Large scale daylight simulations and representations on a single analysis grid are currently impossible with the use of conventional software and computers. Computational limitations that relate to the capacity of computer machines as well as analysis restrictions that relate to the allowable grid node count imposed by daylight simulation software prohibit daylight‐coefficient based calculations on large-scale analysis grids.
To develop a workflow that has the ability to perform demanding processes in acceptable time.
What We Did
The present paper utilizes a real aviation project to develop and test a new workflow.
Radiance related ray‐tracing processes and matrix multiplications occur on the cloud using High Performance Computing and custom scripts that facilitate and accelerate the progression. The analysis grid count is decomposed into manageable fragments and after the calculation is performed, the fragmented values are recomposed in one single list of results that are utilized for coloring the analysis grid mesh.
What We Found
The use of dedicated Unix HPC systems allowed the simulations to be hyper-threaded with almost 99 percent utilization. In contrast, a Windows-based system running Daysim allows for only 26 percent to 50 percent utilization on a single thread. The actual ray-tracing processes were sped up by nearly 32 times (on a 16-core processor). Utilizing a better processor and running the simulation on the cloud was proven insufficient to perform a calculation of that magnitude. The calculation became possible only with the scripted subdivision and re-composition of the grid (sensors).
The introduction of the proposed workflow allows one single simulation to be performed on the whole analysis grid, which provides an immediate benefit to the design team.
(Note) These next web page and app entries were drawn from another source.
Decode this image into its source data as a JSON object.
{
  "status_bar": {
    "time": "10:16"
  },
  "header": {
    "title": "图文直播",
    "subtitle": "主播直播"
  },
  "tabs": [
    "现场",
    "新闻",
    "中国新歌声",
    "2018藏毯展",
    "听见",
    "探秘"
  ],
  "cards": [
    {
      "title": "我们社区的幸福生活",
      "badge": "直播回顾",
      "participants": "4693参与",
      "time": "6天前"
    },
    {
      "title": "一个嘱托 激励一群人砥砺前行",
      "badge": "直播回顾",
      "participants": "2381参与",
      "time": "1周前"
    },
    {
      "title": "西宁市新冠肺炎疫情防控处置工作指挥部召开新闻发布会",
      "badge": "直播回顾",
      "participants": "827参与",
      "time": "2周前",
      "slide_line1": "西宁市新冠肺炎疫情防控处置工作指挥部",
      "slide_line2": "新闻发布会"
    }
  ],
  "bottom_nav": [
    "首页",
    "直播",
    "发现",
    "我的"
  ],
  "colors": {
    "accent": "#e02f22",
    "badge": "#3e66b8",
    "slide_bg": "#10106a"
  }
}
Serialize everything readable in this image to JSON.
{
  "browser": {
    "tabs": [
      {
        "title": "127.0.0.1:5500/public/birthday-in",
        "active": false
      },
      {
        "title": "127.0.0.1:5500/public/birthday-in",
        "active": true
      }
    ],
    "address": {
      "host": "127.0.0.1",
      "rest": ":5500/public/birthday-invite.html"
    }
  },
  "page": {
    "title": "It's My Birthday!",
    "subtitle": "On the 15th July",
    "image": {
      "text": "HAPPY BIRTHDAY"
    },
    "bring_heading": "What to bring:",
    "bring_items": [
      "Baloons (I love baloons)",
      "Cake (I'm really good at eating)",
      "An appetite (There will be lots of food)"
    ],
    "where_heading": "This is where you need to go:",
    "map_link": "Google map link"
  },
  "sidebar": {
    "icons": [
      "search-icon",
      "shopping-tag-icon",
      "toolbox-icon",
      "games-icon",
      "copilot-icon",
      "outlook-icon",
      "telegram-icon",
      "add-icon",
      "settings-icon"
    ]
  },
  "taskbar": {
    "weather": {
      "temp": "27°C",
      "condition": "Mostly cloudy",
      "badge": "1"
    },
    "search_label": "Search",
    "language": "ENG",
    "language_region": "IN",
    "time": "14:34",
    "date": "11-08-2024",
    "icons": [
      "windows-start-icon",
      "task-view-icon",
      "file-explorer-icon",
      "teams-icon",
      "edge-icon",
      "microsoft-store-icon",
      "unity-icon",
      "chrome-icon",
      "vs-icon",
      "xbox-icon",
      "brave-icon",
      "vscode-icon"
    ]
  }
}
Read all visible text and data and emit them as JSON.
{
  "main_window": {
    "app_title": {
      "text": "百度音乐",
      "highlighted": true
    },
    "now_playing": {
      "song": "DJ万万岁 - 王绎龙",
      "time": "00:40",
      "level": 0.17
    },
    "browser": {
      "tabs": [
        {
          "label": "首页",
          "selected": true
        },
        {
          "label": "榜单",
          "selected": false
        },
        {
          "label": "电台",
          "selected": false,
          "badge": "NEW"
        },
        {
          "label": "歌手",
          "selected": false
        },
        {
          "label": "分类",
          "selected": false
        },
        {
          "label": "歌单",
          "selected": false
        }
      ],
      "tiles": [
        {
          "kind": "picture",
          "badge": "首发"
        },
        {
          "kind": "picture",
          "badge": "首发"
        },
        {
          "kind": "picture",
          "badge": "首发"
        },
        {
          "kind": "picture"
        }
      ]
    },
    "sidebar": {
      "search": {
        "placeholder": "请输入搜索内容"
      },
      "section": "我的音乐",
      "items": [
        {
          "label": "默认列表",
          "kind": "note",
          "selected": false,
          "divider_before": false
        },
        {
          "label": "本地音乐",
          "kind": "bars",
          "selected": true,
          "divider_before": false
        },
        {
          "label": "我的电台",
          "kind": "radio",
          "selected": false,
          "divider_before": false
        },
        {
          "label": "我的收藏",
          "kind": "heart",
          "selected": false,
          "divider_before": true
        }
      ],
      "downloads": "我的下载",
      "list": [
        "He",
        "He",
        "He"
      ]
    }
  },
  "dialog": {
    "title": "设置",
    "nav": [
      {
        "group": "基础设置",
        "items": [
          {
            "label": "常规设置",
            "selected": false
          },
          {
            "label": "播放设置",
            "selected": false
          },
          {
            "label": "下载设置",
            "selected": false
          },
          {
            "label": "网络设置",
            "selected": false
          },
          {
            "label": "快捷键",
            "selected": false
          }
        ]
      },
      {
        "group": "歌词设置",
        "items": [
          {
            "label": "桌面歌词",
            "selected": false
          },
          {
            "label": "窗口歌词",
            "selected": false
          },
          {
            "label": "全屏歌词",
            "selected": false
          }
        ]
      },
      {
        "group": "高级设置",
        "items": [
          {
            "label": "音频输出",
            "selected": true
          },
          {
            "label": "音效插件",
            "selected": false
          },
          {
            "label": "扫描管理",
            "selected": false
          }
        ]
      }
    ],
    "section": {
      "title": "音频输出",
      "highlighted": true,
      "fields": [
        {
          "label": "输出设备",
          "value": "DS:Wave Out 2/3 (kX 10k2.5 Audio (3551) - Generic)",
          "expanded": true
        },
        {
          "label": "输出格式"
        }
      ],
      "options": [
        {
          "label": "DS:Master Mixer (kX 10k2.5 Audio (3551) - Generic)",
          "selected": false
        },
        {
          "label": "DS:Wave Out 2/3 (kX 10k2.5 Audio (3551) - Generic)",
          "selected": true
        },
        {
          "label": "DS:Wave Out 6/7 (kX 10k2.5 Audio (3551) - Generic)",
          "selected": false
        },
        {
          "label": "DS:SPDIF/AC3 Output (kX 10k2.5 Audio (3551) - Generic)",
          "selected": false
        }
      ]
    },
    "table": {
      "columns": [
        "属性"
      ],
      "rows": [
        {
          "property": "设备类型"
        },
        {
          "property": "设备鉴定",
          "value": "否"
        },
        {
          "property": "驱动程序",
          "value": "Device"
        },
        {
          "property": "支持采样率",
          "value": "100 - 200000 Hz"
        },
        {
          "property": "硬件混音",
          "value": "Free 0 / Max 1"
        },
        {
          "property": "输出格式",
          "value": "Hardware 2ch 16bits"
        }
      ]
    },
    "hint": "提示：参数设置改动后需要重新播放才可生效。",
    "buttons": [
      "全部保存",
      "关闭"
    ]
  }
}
In addition, utilizing this workflow results in significantly reduced time required to calculate annual daylight metrics, it eliminates possible errors that often derive from manual post-processing and provides a more uniform and reliable result that can be successfully represented on a colored grid plane.
Outsourcing intensive calculations to the HPC servers allows project work to continue unimpeded on local machines as simulations are processed remotely. Software and hardware costs are also minimized as all machines ran open-source software on an adaptive infrastructure that can scale to accommodate the project at hand with little to no modification.
This study resulted in a report, originally published in PLEA 2018 proceedings.
What the Findings Mean
This methodology is not limited to horizontal grids. Vertical grids are equally possible using the same workflow as is. The same methodology can also be used for any illuminance based annual metrics, such as Useful Daylight Illuminance (UDI), Daylight Autonomy (DA), continues Daylight Autonomy (cDA) etc. The population of the matrices and the illuminance calculations, the intensive part of the overall process, remains the same. The script needs to only be expanded at its further end, when the results are already extracted from Radiance and are being post-processed, to calculate the percentage of space or the percentage of time that qualifies with the set threshold for every dynamic daylight metric.
Furthermore, the same methodology can be used for glare studies. Instead of specifying grid points, it will require the generation of input rays for individual pixels. One more application that could benefit from that methodology is the evaluation of active shading systems. Active shading systems require the modification of the nature or shape of the building (i.e., glazing properties) or the obstruction elements (i.e., shading geometry), which is one of the two constants the DC method is assuming. The results need then to be reconstructed based on shading controls or after a predefined schedule. The benefit of this methodology lies in the significantly reduced time required to run the multiple iterations before recomposing them.